This gene encodes a member of the bromodomain protein family. The bromodomain is a structural motif characteristic of proteins involved in chromatin-dependent regulation of transcription. This gene is deleted in Williams-Beuren syndrome, a developmental disorder caused by deletion of multiple genes at 7q11.23. [provided by RefSeq, Jul 2008]
Atypical tyrosine-protein kinase that plays a central role in chromatin remodeling and acts as a transcription regulator. Involved in DNA damage response by phosphorylating 'Tyr-142' of histone H2AX (H2AXY142ph). H2AXY142ph plays a central role in DNA repair and acts as a mark that distinguishes between apoptotic and repair responses to genotoxic stress. Essential component of the WICH complex, a chromatin remodeling complex that mobilizes nucleosomes and reconfigures irregular chromatin to a regular nucleosomal array structure. The WICH complex regulates the transcription of various genes, has a role in RNA polymerase I and RNA polymerase III transcription, mediates the histone H2AX phosphorylation at 'Tyr-142', and is involved in the maintenance of chromatin structures during DNA replication processes. In the complex, it mediates the recruitment of the WICH complex to replication foci during DNA replication.
Covered on Genetics Home Reference:
BAZ1B is located in the Williams-Beuren syndrome (WBS) critical region.
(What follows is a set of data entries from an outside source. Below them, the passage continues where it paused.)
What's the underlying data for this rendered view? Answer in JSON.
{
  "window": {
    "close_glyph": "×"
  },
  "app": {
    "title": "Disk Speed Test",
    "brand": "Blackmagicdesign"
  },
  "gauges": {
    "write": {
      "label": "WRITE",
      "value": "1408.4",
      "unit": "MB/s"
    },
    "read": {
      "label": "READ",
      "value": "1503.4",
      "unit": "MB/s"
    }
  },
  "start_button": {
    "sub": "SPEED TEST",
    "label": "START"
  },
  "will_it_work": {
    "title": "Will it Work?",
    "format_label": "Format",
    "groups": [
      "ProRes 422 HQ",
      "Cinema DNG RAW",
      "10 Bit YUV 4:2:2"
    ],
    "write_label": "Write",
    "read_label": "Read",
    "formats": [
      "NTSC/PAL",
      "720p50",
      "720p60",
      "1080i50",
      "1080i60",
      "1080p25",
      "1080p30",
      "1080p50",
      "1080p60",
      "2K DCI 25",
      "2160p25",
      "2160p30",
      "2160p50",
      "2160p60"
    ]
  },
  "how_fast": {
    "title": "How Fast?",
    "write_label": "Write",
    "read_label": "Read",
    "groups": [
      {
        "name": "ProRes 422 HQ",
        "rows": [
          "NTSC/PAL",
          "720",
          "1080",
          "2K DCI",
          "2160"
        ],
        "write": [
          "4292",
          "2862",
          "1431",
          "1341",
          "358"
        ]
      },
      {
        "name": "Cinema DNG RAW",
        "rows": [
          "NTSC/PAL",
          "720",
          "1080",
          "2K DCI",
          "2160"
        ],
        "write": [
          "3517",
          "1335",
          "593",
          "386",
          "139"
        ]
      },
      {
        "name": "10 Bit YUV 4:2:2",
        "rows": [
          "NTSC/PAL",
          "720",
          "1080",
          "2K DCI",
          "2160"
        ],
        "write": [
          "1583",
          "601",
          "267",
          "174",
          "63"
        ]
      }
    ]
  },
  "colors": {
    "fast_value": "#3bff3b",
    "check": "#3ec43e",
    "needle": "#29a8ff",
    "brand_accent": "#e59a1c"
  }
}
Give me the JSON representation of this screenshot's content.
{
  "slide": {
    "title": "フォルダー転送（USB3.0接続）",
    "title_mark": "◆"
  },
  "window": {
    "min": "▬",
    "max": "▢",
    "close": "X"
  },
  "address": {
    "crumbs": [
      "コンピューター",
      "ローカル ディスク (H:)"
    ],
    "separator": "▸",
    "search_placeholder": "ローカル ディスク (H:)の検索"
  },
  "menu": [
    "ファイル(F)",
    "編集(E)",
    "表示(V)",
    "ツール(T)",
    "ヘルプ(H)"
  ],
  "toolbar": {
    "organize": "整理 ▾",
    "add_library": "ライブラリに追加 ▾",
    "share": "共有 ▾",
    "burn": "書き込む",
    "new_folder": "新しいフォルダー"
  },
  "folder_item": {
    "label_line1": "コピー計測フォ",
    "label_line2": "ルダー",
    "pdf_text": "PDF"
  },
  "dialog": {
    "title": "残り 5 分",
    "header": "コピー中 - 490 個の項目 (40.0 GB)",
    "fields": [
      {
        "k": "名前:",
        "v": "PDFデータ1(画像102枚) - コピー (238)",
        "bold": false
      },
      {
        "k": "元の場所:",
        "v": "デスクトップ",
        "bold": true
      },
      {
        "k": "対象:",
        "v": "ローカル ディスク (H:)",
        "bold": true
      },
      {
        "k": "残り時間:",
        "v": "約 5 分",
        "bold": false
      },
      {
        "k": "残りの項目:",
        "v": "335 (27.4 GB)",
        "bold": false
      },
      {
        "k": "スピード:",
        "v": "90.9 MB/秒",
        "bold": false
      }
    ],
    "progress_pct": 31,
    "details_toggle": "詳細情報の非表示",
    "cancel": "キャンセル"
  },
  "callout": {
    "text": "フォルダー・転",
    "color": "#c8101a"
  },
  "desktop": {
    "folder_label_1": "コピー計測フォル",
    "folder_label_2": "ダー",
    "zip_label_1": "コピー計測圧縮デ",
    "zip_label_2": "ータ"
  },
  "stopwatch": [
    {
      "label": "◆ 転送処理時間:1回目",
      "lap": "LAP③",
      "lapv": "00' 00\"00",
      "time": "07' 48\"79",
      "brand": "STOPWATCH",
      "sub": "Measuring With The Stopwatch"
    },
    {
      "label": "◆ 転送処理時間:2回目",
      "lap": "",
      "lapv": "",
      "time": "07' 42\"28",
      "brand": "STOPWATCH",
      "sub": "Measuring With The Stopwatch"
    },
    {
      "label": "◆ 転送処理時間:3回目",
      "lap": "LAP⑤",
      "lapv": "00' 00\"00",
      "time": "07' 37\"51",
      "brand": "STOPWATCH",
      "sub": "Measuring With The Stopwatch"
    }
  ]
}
WBS results from a hemizygous deletion of several genes on chromosome 7q11.23, thought to arise as a consequence of unequal crossing over between highly homologous low-copy repeat sequences flanking the deleted region. Haploinsufficiency of BAZ1B may be the cause of certain cardiovascular and musculo-skeletal abnormalities observed in the disease.